▸ ASSIGNED TASK
Here is the listing. Report each line in it that contains the string "selection".

▸ DATA TO PROCESS
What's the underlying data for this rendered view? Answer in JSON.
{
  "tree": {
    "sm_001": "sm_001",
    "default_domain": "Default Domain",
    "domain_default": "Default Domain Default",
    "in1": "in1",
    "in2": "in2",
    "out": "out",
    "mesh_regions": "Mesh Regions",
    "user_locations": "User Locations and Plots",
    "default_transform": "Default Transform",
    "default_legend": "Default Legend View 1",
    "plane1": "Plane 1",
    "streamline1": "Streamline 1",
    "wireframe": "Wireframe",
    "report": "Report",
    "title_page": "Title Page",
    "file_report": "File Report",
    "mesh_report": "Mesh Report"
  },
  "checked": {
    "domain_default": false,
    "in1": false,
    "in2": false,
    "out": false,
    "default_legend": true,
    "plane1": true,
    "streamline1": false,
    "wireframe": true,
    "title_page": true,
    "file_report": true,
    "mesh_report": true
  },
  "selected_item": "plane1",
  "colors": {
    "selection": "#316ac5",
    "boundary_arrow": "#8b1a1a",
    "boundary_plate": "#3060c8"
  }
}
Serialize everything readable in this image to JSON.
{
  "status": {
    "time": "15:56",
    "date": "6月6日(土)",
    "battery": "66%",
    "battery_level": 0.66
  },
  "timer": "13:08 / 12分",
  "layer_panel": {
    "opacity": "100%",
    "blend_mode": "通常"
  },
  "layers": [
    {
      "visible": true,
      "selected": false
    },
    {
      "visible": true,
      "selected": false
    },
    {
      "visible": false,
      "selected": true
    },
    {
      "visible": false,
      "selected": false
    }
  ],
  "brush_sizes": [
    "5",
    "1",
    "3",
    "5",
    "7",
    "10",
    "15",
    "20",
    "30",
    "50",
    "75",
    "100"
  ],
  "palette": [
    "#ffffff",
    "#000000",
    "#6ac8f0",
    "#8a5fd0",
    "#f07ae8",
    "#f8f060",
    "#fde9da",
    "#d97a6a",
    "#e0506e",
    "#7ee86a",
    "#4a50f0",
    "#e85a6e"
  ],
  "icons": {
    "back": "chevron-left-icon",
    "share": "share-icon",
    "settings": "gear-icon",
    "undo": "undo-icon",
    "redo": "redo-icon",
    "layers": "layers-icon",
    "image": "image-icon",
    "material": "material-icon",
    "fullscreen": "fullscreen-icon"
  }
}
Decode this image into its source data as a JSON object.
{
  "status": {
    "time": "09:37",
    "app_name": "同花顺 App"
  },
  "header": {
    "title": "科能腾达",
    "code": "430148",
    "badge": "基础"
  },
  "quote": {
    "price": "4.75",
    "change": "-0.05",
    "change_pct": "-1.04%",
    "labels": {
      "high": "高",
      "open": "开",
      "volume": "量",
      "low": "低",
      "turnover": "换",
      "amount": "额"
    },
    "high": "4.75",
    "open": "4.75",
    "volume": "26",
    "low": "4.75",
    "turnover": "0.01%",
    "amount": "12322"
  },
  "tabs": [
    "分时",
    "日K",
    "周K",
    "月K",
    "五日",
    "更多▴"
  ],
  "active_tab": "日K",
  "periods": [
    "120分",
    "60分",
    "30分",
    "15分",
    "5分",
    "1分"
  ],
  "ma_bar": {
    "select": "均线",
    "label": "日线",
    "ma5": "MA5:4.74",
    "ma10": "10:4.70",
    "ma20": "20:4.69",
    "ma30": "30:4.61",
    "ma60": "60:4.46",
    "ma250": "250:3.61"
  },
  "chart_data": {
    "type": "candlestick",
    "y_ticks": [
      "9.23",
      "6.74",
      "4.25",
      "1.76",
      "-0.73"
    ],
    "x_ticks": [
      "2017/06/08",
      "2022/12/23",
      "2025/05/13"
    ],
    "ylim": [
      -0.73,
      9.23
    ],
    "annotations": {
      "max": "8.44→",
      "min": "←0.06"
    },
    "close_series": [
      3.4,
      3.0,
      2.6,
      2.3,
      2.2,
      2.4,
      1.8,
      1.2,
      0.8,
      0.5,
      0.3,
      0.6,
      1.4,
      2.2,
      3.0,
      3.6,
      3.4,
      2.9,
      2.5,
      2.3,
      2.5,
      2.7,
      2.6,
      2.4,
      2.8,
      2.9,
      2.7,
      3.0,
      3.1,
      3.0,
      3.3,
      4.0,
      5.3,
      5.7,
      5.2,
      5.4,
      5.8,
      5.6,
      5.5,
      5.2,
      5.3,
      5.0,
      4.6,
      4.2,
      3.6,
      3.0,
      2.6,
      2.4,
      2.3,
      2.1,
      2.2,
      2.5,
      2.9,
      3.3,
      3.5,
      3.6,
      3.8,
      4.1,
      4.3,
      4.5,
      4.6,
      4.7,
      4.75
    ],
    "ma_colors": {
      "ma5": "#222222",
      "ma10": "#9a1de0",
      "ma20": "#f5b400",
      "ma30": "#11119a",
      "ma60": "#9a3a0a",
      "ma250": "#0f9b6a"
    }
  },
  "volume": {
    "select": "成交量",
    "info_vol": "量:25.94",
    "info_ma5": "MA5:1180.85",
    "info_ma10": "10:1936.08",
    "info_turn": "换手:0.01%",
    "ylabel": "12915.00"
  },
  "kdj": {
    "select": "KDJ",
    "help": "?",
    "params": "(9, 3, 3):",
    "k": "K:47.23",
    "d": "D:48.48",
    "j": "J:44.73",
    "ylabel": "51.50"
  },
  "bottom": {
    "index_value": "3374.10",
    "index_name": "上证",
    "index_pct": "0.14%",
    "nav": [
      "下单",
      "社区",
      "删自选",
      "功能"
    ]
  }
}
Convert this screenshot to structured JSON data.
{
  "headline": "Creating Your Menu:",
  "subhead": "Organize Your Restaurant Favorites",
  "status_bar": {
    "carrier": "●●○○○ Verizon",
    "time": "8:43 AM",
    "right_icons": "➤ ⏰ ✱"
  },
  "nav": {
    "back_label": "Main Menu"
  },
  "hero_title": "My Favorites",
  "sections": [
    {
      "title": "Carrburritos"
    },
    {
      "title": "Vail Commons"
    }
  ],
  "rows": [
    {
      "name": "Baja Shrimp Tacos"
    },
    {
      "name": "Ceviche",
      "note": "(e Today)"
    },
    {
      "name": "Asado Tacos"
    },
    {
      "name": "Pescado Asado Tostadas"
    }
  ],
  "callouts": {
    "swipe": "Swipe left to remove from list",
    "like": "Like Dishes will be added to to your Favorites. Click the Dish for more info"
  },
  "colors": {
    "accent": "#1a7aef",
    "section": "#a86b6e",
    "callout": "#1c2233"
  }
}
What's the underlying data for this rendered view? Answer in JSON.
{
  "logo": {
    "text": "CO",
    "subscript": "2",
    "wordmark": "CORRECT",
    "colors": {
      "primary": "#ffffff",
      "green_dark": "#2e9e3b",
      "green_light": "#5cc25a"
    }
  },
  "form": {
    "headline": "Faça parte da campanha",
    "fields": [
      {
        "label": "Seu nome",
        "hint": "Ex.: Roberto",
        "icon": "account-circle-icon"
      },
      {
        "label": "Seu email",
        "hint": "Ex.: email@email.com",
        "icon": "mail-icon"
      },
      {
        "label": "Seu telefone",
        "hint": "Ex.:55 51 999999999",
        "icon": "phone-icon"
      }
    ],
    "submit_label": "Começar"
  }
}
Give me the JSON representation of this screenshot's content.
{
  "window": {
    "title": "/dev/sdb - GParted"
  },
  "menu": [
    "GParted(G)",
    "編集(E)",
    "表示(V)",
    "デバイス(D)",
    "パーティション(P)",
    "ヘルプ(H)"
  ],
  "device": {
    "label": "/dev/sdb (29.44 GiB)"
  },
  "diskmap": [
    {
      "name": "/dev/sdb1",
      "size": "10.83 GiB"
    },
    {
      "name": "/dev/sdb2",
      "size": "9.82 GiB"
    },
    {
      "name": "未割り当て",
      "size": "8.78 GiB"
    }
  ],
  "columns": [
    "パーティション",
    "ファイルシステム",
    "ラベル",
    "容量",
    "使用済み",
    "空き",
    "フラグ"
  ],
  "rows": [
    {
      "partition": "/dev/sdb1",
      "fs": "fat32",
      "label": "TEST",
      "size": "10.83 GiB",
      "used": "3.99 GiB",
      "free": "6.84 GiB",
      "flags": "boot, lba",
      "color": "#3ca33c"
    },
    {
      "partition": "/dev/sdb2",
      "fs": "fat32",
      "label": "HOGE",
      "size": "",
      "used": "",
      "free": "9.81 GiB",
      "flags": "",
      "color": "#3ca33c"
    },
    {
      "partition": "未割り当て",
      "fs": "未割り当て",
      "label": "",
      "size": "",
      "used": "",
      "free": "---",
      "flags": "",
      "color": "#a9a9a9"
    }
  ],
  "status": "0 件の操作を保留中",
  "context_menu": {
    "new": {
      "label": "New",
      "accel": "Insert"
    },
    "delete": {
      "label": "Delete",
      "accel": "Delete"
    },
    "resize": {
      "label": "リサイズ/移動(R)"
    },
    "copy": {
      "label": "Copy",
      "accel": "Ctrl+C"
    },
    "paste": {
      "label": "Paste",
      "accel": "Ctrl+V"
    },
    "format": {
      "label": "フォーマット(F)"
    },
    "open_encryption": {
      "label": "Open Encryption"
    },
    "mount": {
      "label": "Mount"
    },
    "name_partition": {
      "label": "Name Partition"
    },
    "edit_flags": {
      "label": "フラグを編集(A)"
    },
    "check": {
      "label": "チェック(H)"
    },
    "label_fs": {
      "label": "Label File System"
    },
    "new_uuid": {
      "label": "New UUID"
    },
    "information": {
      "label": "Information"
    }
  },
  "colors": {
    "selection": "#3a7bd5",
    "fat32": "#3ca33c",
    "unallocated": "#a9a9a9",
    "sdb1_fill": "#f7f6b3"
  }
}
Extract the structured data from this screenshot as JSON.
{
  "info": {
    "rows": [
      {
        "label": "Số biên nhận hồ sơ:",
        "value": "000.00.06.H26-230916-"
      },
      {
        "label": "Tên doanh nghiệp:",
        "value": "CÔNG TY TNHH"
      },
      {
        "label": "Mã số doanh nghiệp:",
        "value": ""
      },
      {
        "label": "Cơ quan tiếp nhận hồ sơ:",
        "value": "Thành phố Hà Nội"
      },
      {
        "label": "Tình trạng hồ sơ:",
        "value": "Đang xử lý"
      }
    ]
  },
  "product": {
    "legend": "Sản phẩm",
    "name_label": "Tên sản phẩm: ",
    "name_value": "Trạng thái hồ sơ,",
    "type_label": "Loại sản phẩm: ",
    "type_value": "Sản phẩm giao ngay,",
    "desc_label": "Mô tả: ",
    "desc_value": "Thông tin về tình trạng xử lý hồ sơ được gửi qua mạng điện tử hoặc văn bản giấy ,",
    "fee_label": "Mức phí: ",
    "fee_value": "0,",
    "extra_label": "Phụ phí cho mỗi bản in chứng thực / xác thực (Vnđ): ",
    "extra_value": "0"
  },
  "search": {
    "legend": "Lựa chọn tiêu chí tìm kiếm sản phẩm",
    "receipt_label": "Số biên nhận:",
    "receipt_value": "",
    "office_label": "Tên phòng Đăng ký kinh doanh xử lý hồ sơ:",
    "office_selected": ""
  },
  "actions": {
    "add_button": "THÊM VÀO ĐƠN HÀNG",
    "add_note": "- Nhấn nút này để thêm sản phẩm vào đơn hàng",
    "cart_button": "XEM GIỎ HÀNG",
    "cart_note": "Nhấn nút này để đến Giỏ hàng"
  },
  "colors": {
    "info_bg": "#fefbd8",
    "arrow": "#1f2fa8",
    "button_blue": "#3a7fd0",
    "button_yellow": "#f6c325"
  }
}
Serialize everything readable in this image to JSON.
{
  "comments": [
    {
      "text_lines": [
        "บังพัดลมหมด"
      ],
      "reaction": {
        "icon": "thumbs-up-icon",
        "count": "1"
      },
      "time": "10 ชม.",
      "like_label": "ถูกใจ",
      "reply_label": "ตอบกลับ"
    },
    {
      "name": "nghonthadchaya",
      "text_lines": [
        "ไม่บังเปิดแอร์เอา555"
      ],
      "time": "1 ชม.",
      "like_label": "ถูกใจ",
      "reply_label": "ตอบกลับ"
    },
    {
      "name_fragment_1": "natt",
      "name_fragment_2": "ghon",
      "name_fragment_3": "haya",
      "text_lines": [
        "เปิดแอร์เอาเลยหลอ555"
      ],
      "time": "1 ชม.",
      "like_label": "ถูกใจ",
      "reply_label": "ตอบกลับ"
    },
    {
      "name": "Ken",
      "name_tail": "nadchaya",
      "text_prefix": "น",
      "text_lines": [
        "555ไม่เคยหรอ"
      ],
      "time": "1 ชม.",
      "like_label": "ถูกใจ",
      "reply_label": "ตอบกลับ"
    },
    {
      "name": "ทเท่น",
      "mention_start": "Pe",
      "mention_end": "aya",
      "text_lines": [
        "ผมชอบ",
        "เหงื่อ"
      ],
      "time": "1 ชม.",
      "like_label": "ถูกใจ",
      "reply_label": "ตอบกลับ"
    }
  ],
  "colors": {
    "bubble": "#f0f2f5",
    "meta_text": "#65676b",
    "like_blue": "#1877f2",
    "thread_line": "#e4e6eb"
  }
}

▸ SOLUTION BELOW
    "selection": "#316ac5",
    "selection": "#3a7bd5",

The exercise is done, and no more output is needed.